→ **The problem**:
When you restate the entries that follow, keep every word exactly and drop the pictures.

→ **Provided data**:
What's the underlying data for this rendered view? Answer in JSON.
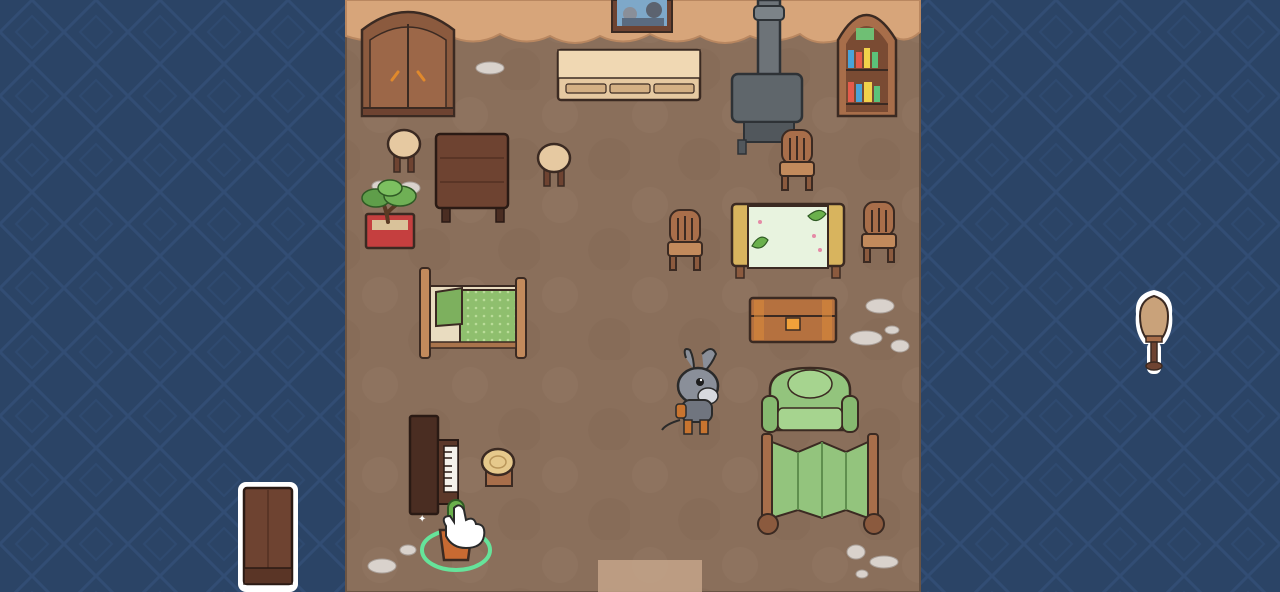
{
  "scene": {
    "name": "cozy-cabin-decorating",
    "colors": {
      "ocean": "#2b4466",
      "ocean_pattern": "#34507a",
      "floor": "#8a6f5b",
      "floor_light": "#957a64",
      "wall": "#d7a57a",
      "wood_dark": "#6e4331",
      "wood_mid": "#8b5a3e",
      "wood_light": "#c99a6c",
      "leaf_green": "#8fbf6e",
      "sofa_green": "#93c47d",
      "selection_ring": "#66e39a",
      "outline": "#3b2a22"
    }
  },
  "room": {
    "wall_items": [
      {
        "name": "wardrobe",
        "icon": "wardrobe-icon"
      },
      {
        "name": "wall-portrait",
        "icon": "portrait-icon"
      },
      {
        "name": "low-sideboard",
        "icon": "sideboard-icon"
      },
      {
        "name": "wood-stove",
        "icon": "stove-icon"
      },
      {
        "name": "arched-bookcase",
        "icon": "bookcase-icon"
      }
    ],
    "furniture": [
      {
        "name": "round-stool-left",
        "interactable": true
      },
      {
        "name": "dark-square-table",
        "interactable": true
      },
      {
        "name": "round-stool-right",
        "interactable": true
      },
      {
        "name": "potted-bonsai",
        "interactable": true
      },
      {
        "name": "green-quilt-bed",
        "interactable": true
      },
      {
        "name": "dining-chairs",
        "interactable": true
      },
      {
        "name": "leaf-tablecloth-table",
        "interactable": true
      },
      {
        "name": "wooden-chest",
        "interactable": true
      },
      {
        "name": "green-sofa",
        "interactable": true
      },
      {
        "name": "folding-screen",
        "interactable": true
      },
      {
        "name": "upright-piano",
        "interactable": true
      },
      {
        "name": "tree-stump-stool",
        "interactable": true
      },
      {
        "name": "potted-cactus-selected",
        "interactable": true
      }
    ]
  },
  "character": {
    "name": "grey-donkey-player",
    "icon": "donkey-icon"
  },
  "inventory_held": [
    {
      "name": "held-floor-lamp",
      "icon": "lamp-icon"
    },
    {
      "name": "held-tall-shelf",
      "icon": "shelf-icon"
    }
  ],
  "cursor": {
    "icon": "hand-pointer-icon"
  }
}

→ **Exercise answer**:
What's the underlying data for this rendered view? Answer in JSON.
{
  "scene": {
    "name": "cozy-cabin-decorating",
    "colors": {
      "ocean": "#2b4466",
      "ocean_pattern": "#34507a",
      "floor": "#8a6f5b",
      "floor_light": "#957a64",
      "wall": "#d7a57a",
      "wood_dark": "#6e4331",
      "wood_mid": "#8b5a3e",
      "wood_light": "#c99a6c",
      "leaf_green": "#8fbf6e",
      "sofa_green": "#93c47d",
      "selection_ring": "#66e39a",
      "outline": "#3b2a22"
    }
  },
  "room": {
    "wall_items": [
      {
        "name": "wardrobe",
        "icon": "wardrobe-icon"
      },
      {
        "name": "wall-portrait",
        "icon": "portrait-icon"
      },
      {
        "name": "low-sideboard",
        "icon": "sideboard-icon"
      },
      {
        "name": "wood-stove",
        "icon": "stove-icon"
      },
      {
        "name": "arched-bookcase",
        "icon": "bookcase-icon"
      }
    ],
    "furniture": [
      {
        "name": "round-stool-left",
        "interactable": true
      },
      {
        "name": "dark-square-table",
        "interactable": true
      },
      {
        "name": "round-stool-right",
        "interactable": true
      },
      {
        "name": "potted-bonsai",
        "interactable": true
      },
      {
        "name": "green-quilt-bed",
        "interactable": true
      },
      {
        "name": "dining-chairs",
        "interactable": true
      },
      {
        "name": "leaf-tablecloth-table",
        "interactable": true
      },
      {
        "name": "wooden-chest",
        "interactable": true
      },
      {
        "name": "green-sofa",
        "interactable": true
      },
      {
        "name": "folding-screen",
        "interactable": true
      },
      {
        "name": "upright-piano",
        "interactable": true
      },
      {
        "name": "tree-stump-stool",
        "interactable": true
      },
      {
        "name": "potted-cactus-selected",
        "interactable": true
      }
    ]
  },
  "character": {
    "name": "grey-donkey-player",
    "icon": "donkey-icon"
  },
  "inventory_held": [
    {
      "name": "held-floor-lamp",
      "icon": "lamp-icon"
    },
    {
      "name": "held-tall-shelf",
      "icon": "shelf-icon"
    }
  ],
  "cursor": {
    "icon": "hand-pointer-icon"
  }
}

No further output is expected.